(Entries from a dataset of interfaces)
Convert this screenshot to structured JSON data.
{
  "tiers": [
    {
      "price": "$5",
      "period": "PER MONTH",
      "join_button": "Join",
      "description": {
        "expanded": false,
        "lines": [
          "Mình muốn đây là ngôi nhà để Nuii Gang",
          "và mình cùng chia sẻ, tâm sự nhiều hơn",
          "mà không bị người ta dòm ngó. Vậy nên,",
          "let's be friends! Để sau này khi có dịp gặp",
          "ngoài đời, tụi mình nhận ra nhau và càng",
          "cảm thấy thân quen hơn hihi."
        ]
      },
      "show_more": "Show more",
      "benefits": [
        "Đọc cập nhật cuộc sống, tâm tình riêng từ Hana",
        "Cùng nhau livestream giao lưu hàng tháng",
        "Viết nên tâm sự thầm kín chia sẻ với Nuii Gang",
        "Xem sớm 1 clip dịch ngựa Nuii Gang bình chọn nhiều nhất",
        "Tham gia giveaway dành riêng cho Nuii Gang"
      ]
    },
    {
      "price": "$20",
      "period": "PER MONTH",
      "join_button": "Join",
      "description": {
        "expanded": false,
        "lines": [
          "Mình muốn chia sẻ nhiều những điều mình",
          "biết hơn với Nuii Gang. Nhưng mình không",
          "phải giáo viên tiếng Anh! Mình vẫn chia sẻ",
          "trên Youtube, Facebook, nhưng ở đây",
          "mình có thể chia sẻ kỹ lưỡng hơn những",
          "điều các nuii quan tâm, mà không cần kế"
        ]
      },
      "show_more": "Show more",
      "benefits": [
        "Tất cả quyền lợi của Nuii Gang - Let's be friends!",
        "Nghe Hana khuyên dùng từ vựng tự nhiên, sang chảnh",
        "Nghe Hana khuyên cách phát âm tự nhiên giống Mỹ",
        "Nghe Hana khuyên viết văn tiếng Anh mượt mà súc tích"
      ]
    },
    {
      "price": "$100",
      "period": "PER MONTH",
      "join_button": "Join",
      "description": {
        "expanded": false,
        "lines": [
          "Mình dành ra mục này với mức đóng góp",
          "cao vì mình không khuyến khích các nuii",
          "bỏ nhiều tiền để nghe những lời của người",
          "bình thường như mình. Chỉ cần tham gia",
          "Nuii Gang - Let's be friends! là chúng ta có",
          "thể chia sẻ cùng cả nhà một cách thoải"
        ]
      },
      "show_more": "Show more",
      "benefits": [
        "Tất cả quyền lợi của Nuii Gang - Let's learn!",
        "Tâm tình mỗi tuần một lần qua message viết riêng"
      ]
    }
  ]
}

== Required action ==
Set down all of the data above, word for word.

== Response ==
Convert this screenshot to structured JSON data.
{
  "tiers": [
    {
      "price": "$5",
      "period": "PER MONTH",
      "join_button": "Join",
      "description": {
        "expanded": false,
        "lines": [
          "Mình muốn đây là ngôi nhà để Nuii Gang",
          "và mình cùng chia sẻ, tâm sự nhiều hơn",
          "mà không bị người ta dòm ngó. Vậy nên,",
          "let's be friends! Để sau này khi có dịp gặp",
          "ngoài đời, tụi mình nhận ra nhau và càng",
          "cảm thấy thân quen hơn hihi."
        ]
      },
      "show_more": "Show more",
      "benefits": [
        "Đọc cập nhật cuộc sống, tâm tình riêng từ Hana",
        "Cùng nhau livestream giao lưu hàng tháng",
        "Viết nên tâm sự thầm kín chia sẻ với Nuii Gang",
        "Xem sớm 1 clip dịch ngựa Nuii Gang bình chọn nhiều nhất",
        "Tham gia giveaway dành riêng cho Nuii Gang"
      ]
    },
    {
      "price": "$20",
      "period": "PER MONTH",
      "join_button": "Join",
      "description": {
        "expanded": false,
        "lines": [
          "Mình muốn chia sẻ nhiều những điều mình",
          "biết hơn với Nuii Gang. Nhưng mình không",
          "phải giáo viên tiếng Anh! Mình vẫn chia sẻ",
          "trên Youtube, Facebook, nhưng ở đây",
          "mình có thể chia sẻ kỹ lưỡng hơn những",
          "điều các nuii quan tâm, mà không cần kế"
        ]
      },
      "show_more": "Show more",
      "benefits": [
        "Tất cả quyền lợi của Nuii Gang - Let's be friends!",
        "Nghe Hana khuyên dùng từ vựng tự nhiên, sang chảnh",
        "Nghe Hana khuyên cách phát âm tự nhiên giống Mỹ",
        "Nghe Hana khuyên viết văn tiếng Anh mượt mà súc tích"
      ]
    },
    {
      "price": "$100",
      "period": "PER MONTH",
      "join_button": "Join",
      "description": {
        "expanded": false,
        "lines": [
          "Mình dành ra mục này với mức đóng góp",
          "cao vì mình không khuyến khích các nuii",
          "bỏ nhiều tiền để nghe những lời của người",
          "bình thường như mình. Chỉ cần tham gia",
          "Nuii Gang - Let's be friends! là chúng ta có",
          "thể chia sẻ cùng cả nhà một cách thoải"
        ]
      },
      "show_more": "Show more",
      "benefits": [
        "Tất cả quyền lợi của Nuii Gang - Let's learn!",
        "Tâm tình mỗi tuần một lần qua message viết riêng"
      ]
    }
  ]
}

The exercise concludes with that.